10. Did I just spot a Lady Gaga dancer doing the hand jive?
The “Born to Hand Jive” sequence is a huge show-stopping number and is just as elaborate as the film version. (It was dizzying watching it at the dress rehearsal -- there’s so much going on.) Joining the cast for the sequence (and many others) are a number of professional dancers, including Jeremy Hudson, who has danced on tour with Taylor Swift and Lady Gaga. Grease: Live!’s choreographer is Zach Woodlee, who choreographed the Glee TV series and danced with Madonna on her Re-Invention World Tour.
11. Wait, are Sandy and Danny dancing in front of Gilmore Girls' Stars Hollow?

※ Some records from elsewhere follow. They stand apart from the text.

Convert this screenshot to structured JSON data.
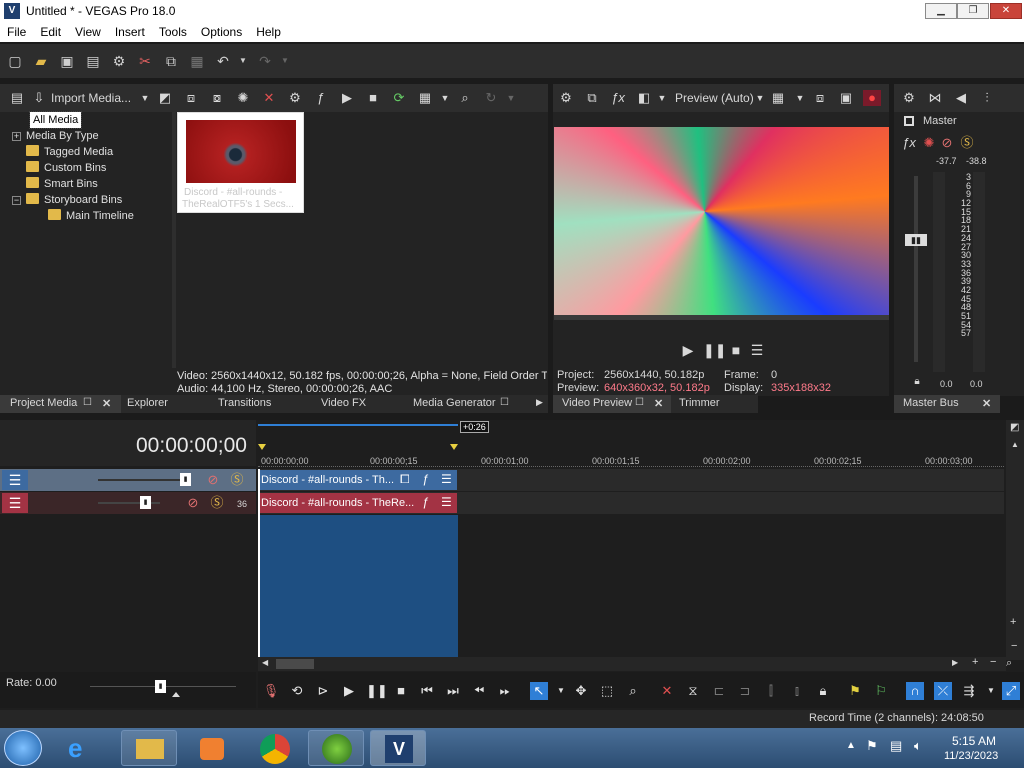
{
  "window": {
    "title": "Untitled * - VEGAS Pro 18.0",
    "logo": "V"
  },
  "menu": [
    "File",
    "Edit",
    "View",
    "Insert",
    "Tools",
    "Options",
    "Help"
  ],
  "media_toolbar": {
    "import_label": "Import Media..."
  },
  "tree": [
    {
      "label": "All Media",
      "selected": true
    },
    {
      "label": "Media By Type",
      "expander": "+"
    },
    {
      "label": "Tagged Media"
    },
    {
      "label": "Custom Bins"
    },
    {
      "label": "Smart Bins"
    },
    {
      "label": "Storyboard Bins",
      "expander": "−"
    },
    {
      "label": "Main Timeline",
      "indent": true
    }
  ],
  "thumbnail": {
    "caption1": "Discord - #all-rounds -",
    "caption2": "TheRealOTF5's 1 Secs..."
  },
  "media_info": {
    "video": "Video: 2560x1440x12, 50.182 fps, 00:00:00;26, Alpha = None, Field Order T",
    "audio": "Audio: 44,100 Hz, Stereo, 00:00:00;26, AAC"
  },
  "left_tabs": [
    "Project Media",
    "Explorer",
    "Transitions",
    "Video FX",
    "Media Generator"
  ],
  "preview": {
    "quality": "Preview (Auto)",
    "project_label": "Project:",
    "project_value": "2560x1440, 50.182p",
    "preview_label": "Preview:",
    "preview_value": "640x360x32, 50.182p",
    "frame_label": "Frame:",
    "frame_value": "0",
    "display_label": "Display:",
    "display_value": "335x188x32",
    "tabs": [
      "Video Preview",
      "Trimmer"
    ]
  },
  "master": {
    "label": "Master",
    "peak_left": "-37.7",
    "peak_right": "-38.8",
    "scale": [
      "3",
      "6",
      "9",
      "12",
      "15",
      "18",
      "21",
      "24",
      "27",
      "30",
      "33",
      "36",
      "39",
      "42",
      "45",
      "48",
      "51",
      "54",
      "57"
    ],
    "fader_left": "0.0",
    "fader_right": "0.0",
    "tab": "Master Bus"
  },
  "timeline": {
    "timecode": "00:00:00;00",
    "duration_badge": "+0:26",
    "ruler": [
      "00:00:00;00",
      "00:00:00;15",
      "00:00:01;00",
      "00:00:01;15",
      "00:00:02;00",
      "00:00:02;15",
      "00:00:03;00"
    ],
    "video_clip": "Discord - #all-rounds - Th...",
    "audio_clip": "Discord - #all-rounds - TheRe...",
    "audio_track_num": "36",
    "rate": "Rate: 0.00"
  },
  "status": {
    "record_time": "Record Time (2 channels): 24:08:50"
  },
  "taskbar": {
    "time": "5:15 AM",
    "date": "11/23/2023"
  },
  "colors": {
    "accent": "#2f7fd6",
    "video_track": "#3d6aa0",
    "audio_track": "#a33344",
    "selection": "#1e4f82"
  }
}
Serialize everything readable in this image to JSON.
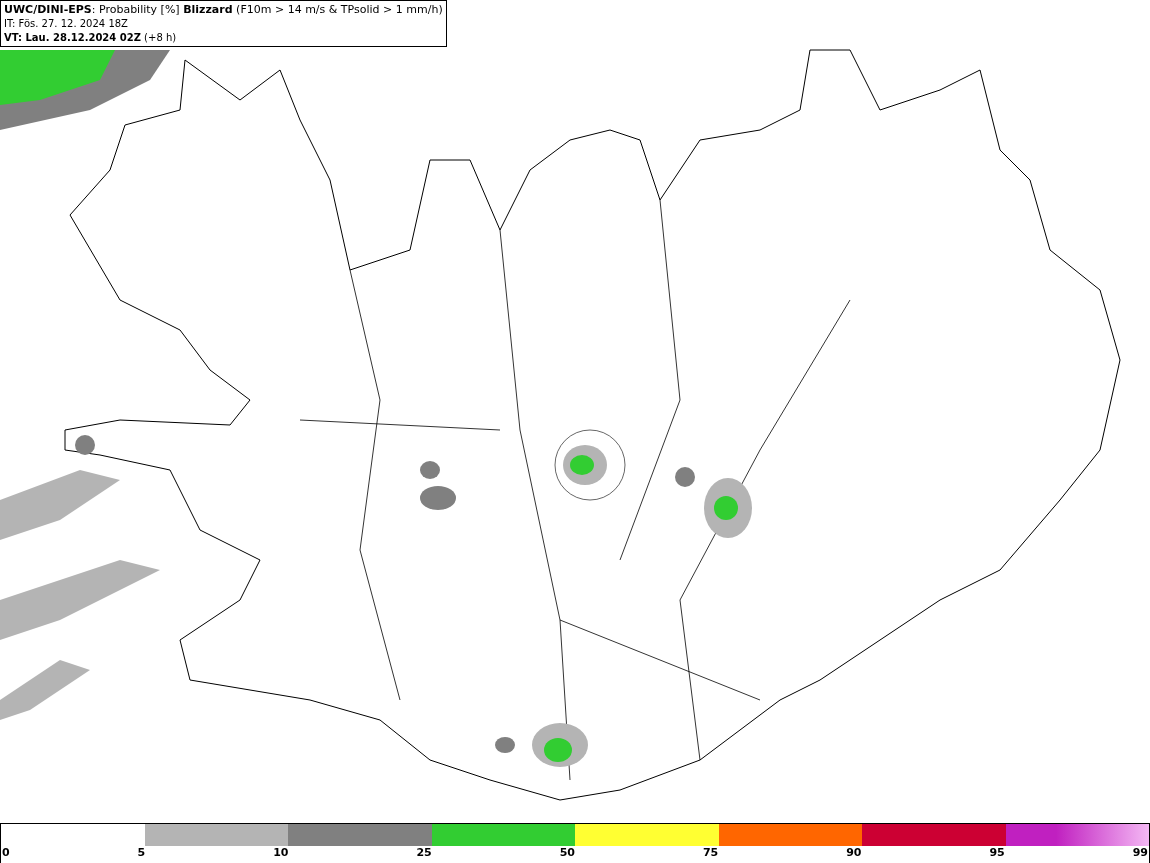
{
  "header": {
    "title": "**UWC/DINI-EPS**: Probability [%] **Blizzard** (F10m > 14 m/s & TPsolid > 1 mm/h)",
    "init_time": "IT: Fös. 27. 12. 2024 18Z",
    "valid_time": "**VT: Lau. 28.12.2024 02Z** (+8 h)"
  },
  "legend": {
    "segments": [
      {
        "color": "#b4b4b4"
      },
      {
        "color": "#808080"
      },
      {
        "color": "#32cd32"
      },
      {
        "color": "#ffff32"
      },
      {
        "color": "#ff6600"
      },
      {
        "color": "#cc0033"
      },
      {
        "color": "#c020c0"
      }
    ],
    "labels": [
      "0",
      "5",
      "10",
      "25",
      "50",
      "75",
      "90",
      "95",
      "99"
    ]
  }
}
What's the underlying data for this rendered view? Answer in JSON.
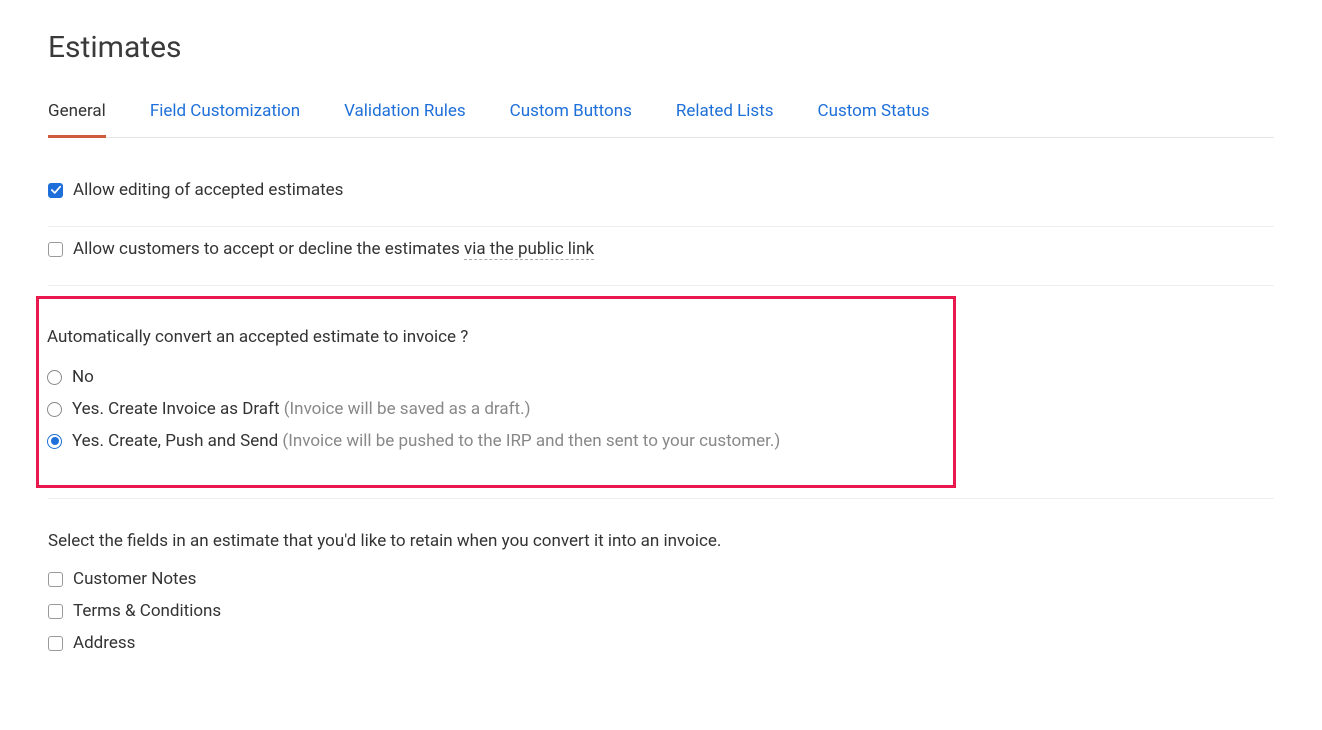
{
  "title": "Estimates",
  "tabs": [
    {
      "label": "General",
      "active": true
    },
    {
      "label": "Field Customization",
      "active": false
    },
    {
      "label": "Validation Rules",
      "active": false
    },
    {
      "label": "Custom Buttons",
      "active": false
    },
    {
      "label": "Related Lists",
      "active": false
    },
    {
      "label": "Custom Status",
      "active": false
    }
  ],
  "options": {
    "allow_edit_accepted": {
      "label": "Allow editing of accepted estimates",
      "checked": true
    },
    "allow_accept_decline_public": {
      "label_prefix": "Allow customers to accept or decline the estimates ",
      "label_dotted": "via the public link",
      "checked": false
    }
  },
  "convert": {
    "question": "Automatically convert an accepted estimate to invoice ?",
    "options": [
      {
        "label": "No",
        "hint": "",
        "selected": false
      },
      {
        "label": "Yes. Create Invoice as Draft ",
        "hint": "(Invoice will be saved as a draft.)",
        "selected": false
      },
      {
        "label": "Yes. Create, Push and Send ",
        "hint": "(Invoice will be pushed to the IRP and then sent to your customer.)",
        "selected": true
      }
    ]
  },
  "retain": {
    "label": "Select the fields in an estimate that you'd like to retain when you convert it into an invoice.",
    "fields": [
      {
        "label": "Customer Notes",
        "checked": false
      },
      {
        "label": "Terms & Conditions",
        "checked": false
      },
      {
        "label": "Address",
        "checked": false
      }
    ]
  }
}
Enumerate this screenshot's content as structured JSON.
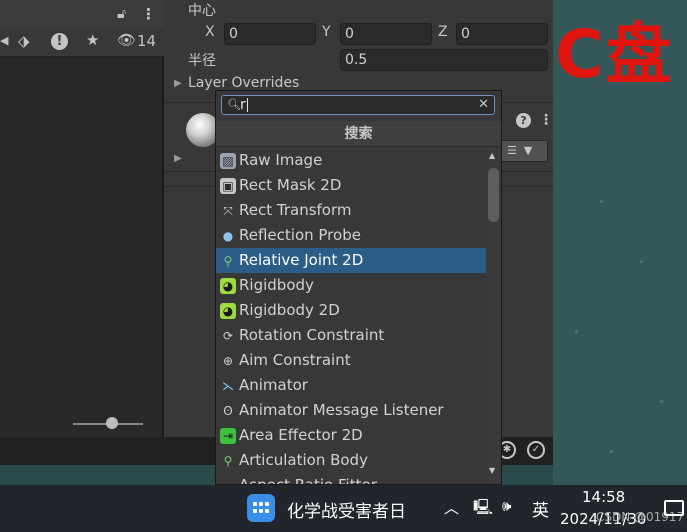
{
  "wallpaper": {
    "text": "C盘",
    "text_color": "#e0140f"
  },
  "left_panel": {
    "badge_count": "14",
    "toolbar_icons": [
      "lock-icon",
      "kebab-menu-icon",
      "play-icon",
      "tag-icon",
      "error-icon",
      "star-icon",
      "visibility-icon"
    ]
  },
  "inspector": {
    "center_label": "中心",
    "x_label": "X",
    "x_value": "0",
    "y_label": "Y",
    "y_value": "0",
    "z_label": "Z",
    "z_value": "0",
    "radius_label": "半径",
    "radius_value": "0.5",
    "layer_overrides_label": "Layer Overrides"
  },
  "popup": {
    "search_value": "r",
    "header": "搜索",
    "selected_index": 4,
    "items": [
      {
        "label": "Raw Image",
        "icon": "raw-image-icon"
      },
      {
        "label": "Rect Mask 2D",
        "icon": "rect-mask-icon"
      },
      {
        "label": "Rect Transform",
        "icon": "rect-transform-icon"
      },
      {
        "label": "Reflection Probe",
        "icon": "reflection-probe-icon"
      },
      {
        "label": "Relative Joint 2D",
        "icon": "joint-icon"
      },
      {
        "label": "Rigidbody",
        "icon": "rigidbody-icon"
      },
      {
        "label": "Rigidbody 2D",
        "icon": "rigidbody-2d-icon"
      },
      {
        "label": "Rotation Constraint",
        "icon": "rotation-constraint-icon"
      },
      {
        "label": "Aim Constraint",
        "icon": "aim-constraint-icon"
      },
      {
        "label": "Animator",
        "icon": "animator-icon"
      },
      {
        "label": "Animator Message Listener",
        "icon": "listener-icon"
      },
      {
        "label": "Area Effector 2D",
        "icon": "area-effector-icon"
      },
      {
        "label": "Articulation Body",
        "icon": "articulation-body-icon"
      },
      {
        "label": "Aspect Ratio Fitter",
        "icon": "aspect-ratio-icon"
      }
    ]
  },
  "taskbar": {
    "app_title": "化学战受害者日",
    "ime": "英",
    "time": "14:58",
    "date": "2024/11/30",
    "watermark": "CSDN @01917"
  }
}
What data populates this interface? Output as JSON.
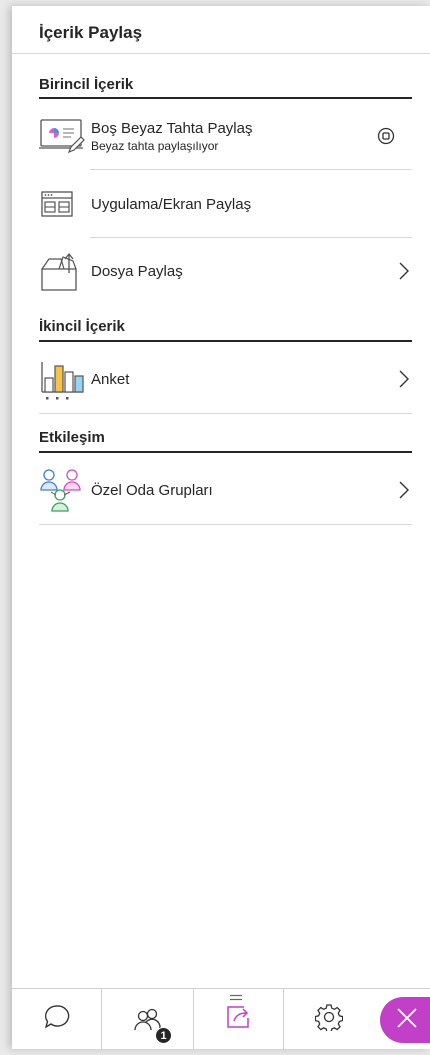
{
  "panel": {
    "title": "İçerik Paylaş"
  },
  "sections": {
    "primary": {
      "title": "Birincil İçerik",
      "items": [
        {
          "label": "Boş Beyaz Tahta Paylaş",
          "sub": "Beyaz tahta paylaşılıyor",
          "icon": "whiteboard-icon",
          "right_icon": "stop-share-icon"
        },
        {
          "label": "Uygulama/Ekran Paylaş",
          "icon": "application-screen-icon"
        },
        {
          "label": "Dosya Paylaş",
          "icon": "file-share-icon",
          "right_icon": "chevron-right-icon"
        }
      ]
    },
    "secondary": {
      "title": "İkincil İçerik",
      "items": [
        {
          "label": "Anket",
          "icon": "poll-icon",
          "right_icon": "chevron-right-icon"
        }
      ]
    },
    "interaction": {
      "title": "Etkileşim",
      "items": [
        {
          "label": "Özel Oda Grupları",
          "icon": "breakout-groups-icon",
          "right_icon": "chevron-right-icon"
        }
      ]
    }
  },
  "bottom_bar": {
    "tabs": [
      {
        "name": "chat",
        "icon": "chat-icon"
      },
      {
        "name": "attendees",
        "icon": "attendees-icon",
        "badge": "1"
      },
      {
        "name": "share-content",
        "icon": "share-content-icon",
        "active": true
      },
      {
        "name": "settings",
        "icon": "gear-icon"
      }
    ],
    "close_icon": "close-icon"
  },
  "colors": {
    "accent": "#c23fc8",
    "text": "#262626",
    "divider": "#d8d8d8"
  }
}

If the carnival set during the “We Go Together” finale looks familiar, it’s probably because you’ve seen it on TV -- a lot. The set, known as Midwest Business & Residential Street, is frequently used in TV and movie productions, and has doubled as the fictional Stars Hollow in Gilmore Girls and Rosewood in Pretty Little Liars. (As we were walking past sets and fake storefronts on our way to the finale scene, we overheard people exclaim, “There’s Luke’s Diner!” from Gilmore Girls.) Earlier on in Grease: Live!, watch for Rydell High School’s exterior shots -- the building is also Rosewood High School in Pretty Little Liars.
12. What if it rains in real life during Grease: Live!? Aren’t there scenes set outside?
>A handful of Grease: Live!’s scenes take place outside -- including the opening “Grease” number with Jessie J, a cheerleading squad tryout and the finale with “We Go Together” -- so the weather is a concern. As of Sunday morning, there was a 45-65 percent chance of rain showers during the show, according to Weather.com. The show has promised to go on, rain or shine, and has planned accordingly: umbrellas will pop up in one song and a tent will shield the exterior of Rydell High. The opening and finale are the only two sets uncovered and exposed to the elements, so that means we could see some “Singin’ in the Rain” during Grease.